Cablegate: Despite Stock Market Panic, Egypt Expects Minimal
DE RUEHEG #2212 3341449
ZNR UUUUU ZZH
P 301449Z NOV 09
FM AMEMBASSY CAIRO
TO RUEHC/SECSTATE WASHDC PRIORITY 4345
INFO RUEATRS/DEPT OF TREASURY WASHDC PRIORITY
RUCPDOC/DEPT OF COMMERCE WASHDC PRIORITY
UNCLAS CAIRO 002212
DEPT FOR NEA/ELA
TREASURY FOR BRYAN BALIN AND FRANCISCO PARODI
E.O. 12958: N/A
TAGS: ECON EFIN EINV PGOV EG AE
SUBJECT: DESPITE STOCK MARKET PANIC, EGYPT EXPECTS MINIMAL
IMPACT FROM DUBAI CRISIS
1.(U) Key Points -- Egypt's stock market traded down 8% in the first trading day since the start of the Dubai debt crisis. -- Analysts see little long-term risk to Egypt's economy but note the possibility that FDI flows from the Gulf could be diminished. -- Egyptian company exposure to Dubai is minimal. -- Trade Minister Rachid downplayed negative investment impact.
2.(U) After a four-day holiday, on November 30 the Egyptian stock market opened for the first time since the Dubai debt situation became acute. After opening down 6%, at the close of trading the benchmark EGX 30 index was down by 8%. The broader EGX 70 index was down 6%.
3.(SBU) Mark Rorison, Head of Research at CI Capital, told us that Egypt's economy should expect only minimal effects from the crisis. He added that the Egyptian stock market would initially "get pummeled" as the events in the Gulf diminish global appetite for risk, but the longer term outlook is stable. Rorison also said that, though it is premature to speculate, there could be some slowing of FDI from GCC countries if the crisis expands.

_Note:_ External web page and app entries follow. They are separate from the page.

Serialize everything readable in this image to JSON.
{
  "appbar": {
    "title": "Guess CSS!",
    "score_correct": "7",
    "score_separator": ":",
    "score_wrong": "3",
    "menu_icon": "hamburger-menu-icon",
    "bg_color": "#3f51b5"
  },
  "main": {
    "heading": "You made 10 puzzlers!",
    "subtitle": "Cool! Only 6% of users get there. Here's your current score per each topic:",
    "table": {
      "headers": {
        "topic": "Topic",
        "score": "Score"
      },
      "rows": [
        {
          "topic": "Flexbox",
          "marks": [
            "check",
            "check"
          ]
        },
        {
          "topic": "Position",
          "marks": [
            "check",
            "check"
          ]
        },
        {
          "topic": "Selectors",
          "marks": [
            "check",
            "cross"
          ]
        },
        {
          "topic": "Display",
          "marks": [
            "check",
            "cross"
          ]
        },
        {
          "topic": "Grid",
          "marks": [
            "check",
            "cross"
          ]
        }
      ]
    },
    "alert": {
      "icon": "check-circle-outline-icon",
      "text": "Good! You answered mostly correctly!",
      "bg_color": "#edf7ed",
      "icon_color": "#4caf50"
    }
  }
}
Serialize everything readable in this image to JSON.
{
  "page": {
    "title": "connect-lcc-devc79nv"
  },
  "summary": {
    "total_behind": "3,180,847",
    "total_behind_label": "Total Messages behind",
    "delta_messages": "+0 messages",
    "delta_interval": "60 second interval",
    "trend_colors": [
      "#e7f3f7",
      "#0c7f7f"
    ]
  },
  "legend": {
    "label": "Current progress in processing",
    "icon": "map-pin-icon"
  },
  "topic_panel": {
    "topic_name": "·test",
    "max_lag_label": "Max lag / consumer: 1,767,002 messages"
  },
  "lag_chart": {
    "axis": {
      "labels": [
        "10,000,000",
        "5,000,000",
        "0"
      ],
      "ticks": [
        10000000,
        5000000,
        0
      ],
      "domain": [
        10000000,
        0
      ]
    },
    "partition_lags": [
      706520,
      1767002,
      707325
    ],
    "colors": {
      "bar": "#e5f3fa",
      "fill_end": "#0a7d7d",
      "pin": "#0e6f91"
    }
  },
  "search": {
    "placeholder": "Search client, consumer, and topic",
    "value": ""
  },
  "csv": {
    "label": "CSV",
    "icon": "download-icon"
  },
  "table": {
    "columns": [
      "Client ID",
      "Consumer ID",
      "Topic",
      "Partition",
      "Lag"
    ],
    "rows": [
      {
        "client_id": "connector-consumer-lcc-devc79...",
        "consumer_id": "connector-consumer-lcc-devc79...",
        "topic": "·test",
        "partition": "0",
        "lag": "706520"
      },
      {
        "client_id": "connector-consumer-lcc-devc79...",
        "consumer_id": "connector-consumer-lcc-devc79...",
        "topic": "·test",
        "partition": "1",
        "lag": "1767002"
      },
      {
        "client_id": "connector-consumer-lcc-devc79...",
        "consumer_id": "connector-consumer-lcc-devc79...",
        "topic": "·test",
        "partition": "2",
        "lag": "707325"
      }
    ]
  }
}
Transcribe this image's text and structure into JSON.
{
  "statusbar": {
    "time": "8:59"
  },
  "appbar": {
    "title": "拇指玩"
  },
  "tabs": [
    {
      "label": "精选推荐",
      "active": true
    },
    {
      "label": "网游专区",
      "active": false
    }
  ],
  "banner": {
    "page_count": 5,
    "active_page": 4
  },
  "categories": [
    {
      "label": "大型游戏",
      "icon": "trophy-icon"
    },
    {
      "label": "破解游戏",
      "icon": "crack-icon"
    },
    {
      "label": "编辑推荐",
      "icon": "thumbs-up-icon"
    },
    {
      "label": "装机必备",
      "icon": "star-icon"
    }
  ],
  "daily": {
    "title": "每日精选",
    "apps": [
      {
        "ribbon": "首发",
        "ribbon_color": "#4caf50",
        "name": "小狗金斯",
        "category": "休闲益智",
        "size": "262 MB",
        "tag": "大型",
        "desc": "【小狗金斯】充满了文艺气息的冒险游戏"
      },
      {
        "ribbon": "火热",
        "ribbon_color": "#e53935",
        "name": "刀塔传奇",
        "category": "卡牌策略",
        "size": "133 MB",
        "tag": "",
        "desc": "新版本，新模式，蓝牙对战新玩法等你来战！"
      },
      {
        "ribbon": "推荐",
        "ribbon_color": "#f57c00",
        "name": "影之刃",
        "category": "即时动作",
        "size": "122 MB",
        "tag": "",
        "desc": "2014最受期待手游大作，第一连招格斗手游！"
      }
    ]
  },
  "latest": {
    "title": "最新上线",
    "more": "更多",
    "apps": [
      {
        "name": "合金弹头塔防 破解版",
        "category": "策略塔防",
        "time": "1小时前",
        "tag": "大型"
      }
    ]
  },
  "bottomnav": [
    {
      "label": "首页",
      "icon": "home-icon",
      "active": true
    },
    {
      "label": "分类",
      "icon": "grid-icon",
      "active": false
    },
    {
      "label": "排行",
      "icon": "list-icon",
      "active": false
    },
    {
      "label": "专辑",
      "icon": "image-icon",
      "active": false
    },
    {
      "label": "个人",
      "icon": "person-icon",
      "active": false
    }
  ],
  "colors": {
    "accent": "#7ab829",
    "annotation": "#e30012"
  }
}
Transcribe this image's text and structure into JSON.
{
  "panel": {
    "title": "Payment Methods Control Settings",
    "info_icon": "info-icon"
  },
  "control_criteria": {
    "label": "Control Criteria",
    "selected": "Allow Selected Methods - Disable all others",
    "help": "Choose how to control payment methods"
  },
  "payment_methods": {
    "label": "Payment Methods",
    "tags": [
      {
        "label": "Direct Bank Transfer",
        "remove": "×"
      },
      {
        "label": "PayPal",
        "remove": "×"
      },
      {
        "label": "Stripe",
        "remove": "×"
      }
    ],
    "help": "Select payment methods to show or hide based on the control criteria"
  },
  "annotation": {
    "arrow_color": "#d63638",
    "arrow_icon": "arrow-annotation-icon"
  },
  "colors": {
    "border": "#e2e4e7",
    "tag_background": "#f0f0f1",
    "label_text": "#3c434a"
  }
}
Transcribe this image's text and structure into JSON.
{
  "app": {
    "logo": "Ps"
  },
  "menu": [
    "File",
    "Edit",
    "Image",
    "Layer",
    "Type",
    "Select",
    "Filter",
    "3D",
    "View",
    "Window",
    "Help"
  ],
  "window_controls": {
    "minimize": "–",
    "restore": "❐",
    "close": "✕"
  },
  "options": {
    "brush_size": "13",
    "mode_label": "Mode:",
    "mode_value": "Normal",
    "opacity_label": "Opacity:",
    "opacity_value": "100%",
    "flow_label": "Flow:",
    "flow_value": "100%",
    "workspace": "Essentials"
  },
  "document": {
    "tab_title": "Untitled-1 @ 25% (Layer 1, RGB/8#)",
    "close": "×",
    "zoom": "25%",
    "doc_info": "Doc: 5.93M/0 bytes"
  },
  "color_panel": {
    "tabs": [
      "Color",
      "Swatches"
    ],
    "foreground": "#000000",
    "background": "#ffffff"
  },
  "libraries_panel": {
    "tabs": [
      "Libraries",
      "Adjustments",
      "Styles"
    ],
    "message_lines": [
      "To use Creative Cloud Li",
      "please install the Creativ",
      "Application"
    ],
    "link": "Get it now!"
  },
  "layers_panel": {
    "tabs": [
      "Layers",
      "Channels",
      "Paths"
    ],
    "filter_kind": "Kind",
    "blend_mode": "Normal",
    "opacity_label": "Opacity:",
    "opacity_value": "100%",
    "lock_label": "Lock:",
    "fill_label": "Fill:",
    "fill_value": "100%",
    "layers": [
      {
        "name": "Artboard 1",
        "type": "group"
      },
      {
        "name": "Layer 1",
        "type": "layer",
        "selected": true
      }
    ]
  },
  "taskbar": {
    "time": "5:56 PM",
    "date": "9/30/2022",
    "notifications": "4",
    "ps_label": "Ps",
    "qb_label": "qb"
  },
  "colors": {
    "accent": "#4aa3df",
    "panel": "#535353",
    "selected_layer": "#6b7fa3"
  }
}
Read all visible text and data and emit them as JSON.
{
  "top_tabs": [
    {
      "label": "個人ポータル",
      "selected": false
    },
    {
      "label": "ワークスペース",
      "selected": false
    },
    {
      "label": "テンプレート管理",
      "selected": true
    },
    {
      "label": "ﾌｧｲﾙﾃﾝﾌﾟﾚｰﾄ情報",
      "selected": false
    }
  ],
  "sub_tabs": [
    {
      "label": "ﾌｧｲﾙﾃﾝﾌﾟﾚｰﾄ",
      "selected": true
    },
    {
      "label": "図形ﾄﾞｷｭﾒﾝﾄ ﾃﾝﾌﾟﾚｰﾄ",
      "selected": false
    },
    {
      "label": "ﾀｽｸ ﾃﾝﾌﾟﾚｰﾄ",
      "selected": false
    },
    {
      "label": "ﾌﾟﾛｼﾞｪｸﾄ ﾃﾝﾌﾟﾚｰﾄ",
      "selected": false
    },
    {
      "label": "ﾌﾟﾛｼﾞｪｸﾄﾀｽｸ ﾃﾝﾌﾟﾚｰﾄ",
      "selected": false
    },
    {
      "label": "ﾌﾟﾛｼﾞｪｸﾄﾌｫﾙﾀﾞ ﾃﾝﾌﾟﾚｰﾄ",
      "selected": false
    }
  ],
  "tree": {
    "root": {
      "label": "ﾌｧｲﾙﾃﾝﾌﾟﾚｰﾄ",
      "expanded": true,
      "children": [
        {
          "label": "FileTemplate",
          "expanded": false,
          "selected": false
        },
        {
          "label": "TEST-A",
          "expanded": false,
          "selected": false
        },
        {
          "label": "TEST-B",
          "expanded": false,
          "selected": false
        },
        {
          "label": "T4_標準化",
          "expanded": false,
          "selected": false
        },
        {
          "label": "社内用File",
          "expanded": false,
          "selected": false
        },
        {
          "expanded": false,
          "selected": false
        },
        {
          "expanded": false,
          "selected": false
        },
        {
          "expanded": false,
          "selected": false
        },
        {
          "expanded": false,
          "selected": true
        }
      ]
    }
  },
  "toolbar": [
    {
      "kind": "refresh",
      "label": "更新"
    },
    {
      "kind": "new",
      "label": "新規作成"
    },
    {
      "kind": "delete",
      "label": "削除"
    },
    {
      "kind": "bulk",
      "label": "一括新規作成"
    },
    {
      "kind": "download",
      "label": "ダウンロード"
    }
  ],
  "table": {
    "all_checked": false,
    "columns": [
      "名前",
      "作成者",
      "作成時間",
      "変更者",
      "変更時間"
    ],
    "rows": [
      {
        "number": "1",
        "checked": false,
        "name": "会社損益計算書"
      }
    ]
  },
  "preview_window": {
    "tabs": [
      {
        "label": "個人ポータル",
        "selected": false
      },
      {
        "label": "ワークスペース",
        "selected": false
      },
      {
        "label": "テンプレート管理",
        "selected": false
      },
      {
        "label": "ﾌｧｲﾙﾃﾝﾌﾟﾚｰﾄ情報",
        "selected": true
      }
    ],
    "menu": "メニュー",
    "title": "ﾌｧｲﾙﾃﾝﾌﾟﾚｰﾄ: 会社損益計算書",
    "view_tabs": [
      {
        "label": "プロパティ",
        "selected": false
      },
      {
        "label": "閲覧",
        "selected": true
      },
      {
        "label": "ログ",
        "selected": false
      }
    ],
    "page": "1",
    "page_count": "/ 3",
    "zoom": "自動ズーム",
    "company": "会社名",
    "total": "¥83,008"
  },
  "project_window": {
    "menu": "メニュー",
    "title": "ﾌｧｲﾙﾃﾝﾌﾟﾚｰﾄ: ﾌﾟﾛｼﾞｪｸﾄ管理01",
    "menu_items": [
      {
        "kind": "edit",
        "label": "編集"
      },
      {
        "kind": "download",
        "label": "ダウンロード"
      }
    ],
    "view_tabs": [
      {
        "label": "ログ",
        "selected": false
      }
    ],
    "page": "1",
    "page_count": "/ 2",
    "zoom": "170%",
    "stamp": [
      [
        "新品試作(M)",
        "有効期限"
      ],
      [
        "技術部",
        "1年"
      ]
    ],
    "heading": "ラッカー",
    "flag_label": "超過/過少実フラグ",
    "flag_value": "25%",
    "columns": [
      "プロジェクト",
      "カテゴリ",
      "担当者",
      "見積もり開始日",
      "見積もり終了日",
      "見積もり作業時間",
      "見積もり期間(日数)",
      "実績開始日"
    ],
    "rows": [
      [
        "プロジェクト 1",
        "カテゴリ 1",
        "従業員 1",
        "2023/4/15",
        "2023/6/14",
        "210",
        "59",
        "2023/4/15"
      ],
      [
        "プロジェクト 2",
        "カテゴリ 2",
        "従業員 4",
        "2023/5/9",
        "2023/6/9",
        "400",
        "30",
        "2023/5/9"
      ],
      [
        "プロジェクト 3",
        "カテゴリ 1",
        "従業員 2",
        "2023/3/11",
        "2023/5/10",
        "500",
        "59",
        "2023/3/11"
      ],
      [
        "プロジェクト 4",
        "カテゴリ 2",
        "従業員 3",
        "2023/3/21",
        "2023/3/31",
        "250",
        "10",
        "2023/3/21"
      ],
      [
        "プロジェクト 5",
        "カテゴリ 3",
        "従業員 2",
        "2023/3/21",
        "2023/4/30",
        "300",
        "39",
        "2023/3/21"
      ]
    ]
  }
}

4.(SBU) Mina Sadek, an analyst at Beltone Financial, a leading Egyptian investment bank, said that though the market would undoubtedly open down as a result of "panic," she did not believe that foreigners would be significant sellers of Egyptian equities. She added that her firm expected no major impact on Egyptian companies or banks as a result of Dubai debt restructuring since there is "no significant exposure" to Dubai debt. She was equally positive on Egyptian industrial companies. She said that the only real Egyptian exposure to Dubai is through the building conglomerate Orascom Construction Industries (OCI), but even that is limited. Approximately 5% of OCI's project backlog is in Dubai, and most of this is in mature projects.
5.(U) Dubai Ports (DP) World in Egypt, a subsidiary of Dubai World, has a significant investment in the port at Ain Sokhna. This port, located on the Red Sea, is the port closest to Cairo and is expected to grow substantially over the next few years. Two years ago, DP World spent $670 million to acquire a 90% stake in the Egyptian Container Holding Company (ECHO) which is the controlling shareholder in the Sokhna Port Development Company. DP World released a statement that its debt was not part of the restructuring of its parent company Dubai World. Despite this assurance, there remains a risk that DP World expansion plans may be slowed.
6.(U) Thus far, the only official statement from GOE officials on the crisis came from Egypt's Minister of Trade, Rachid M. Rachid, who said that he did not expect existing investment from Dubai and the GCC states to be impacted by this crisis, but that new investment might be less than previously expected. He also suggested that Egyptian service companies in Dubai could be hurt by a further slowdown in Dubai's overall economy.
7.(SBU) COMMENT- Egypt's equity market reaction was much as expected, as a perceived increase in regional risks has prompted profit taking and sidelined some speculative investors. Post contacts are confident for the moment that Egypt will be only mildly impacted by the crisis. The Egyptian banking sector does not have any significant exposure to Dubai paper, and Egyptian companies, particularly in the aftermath of the global economic slowdown, have fairly low levels of exposure to Dubai as well. End Comment. Tueller